Stored items:
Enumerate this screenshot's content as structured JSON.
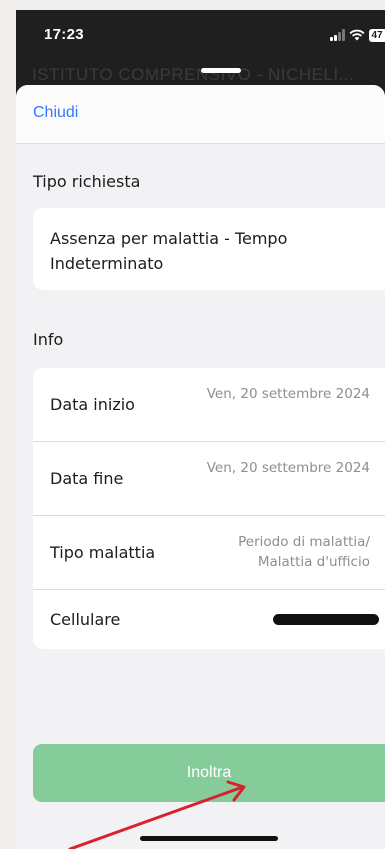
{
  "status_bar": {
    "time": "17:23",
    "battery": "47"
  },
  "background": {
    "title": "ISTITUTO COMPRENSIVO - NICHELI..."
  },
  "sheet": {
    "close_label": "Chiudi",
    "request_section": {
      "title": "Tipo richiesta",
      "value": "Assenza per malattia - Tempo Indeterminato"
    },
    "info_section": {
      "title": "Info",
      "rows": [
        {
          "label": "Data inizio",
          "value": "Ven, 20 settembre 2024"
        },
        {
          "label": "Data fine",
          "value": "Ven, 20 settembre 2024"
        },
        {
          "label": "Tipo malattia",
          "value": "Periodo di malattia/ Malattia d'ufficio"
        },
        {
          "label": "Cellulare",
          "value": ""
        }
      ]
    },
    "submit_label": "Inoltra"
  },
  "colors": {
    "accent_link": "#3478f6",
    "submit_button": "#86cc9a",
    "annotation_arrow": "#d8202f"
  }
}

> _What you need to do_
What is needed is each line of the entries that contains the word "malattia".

> _Completed exercise_
      "value": "Assenza per malattia - Tempo Indeterminato"
          "label": "Tipo malattia",
          "value": "Periodo di malattia/ Malattia d'ufficio"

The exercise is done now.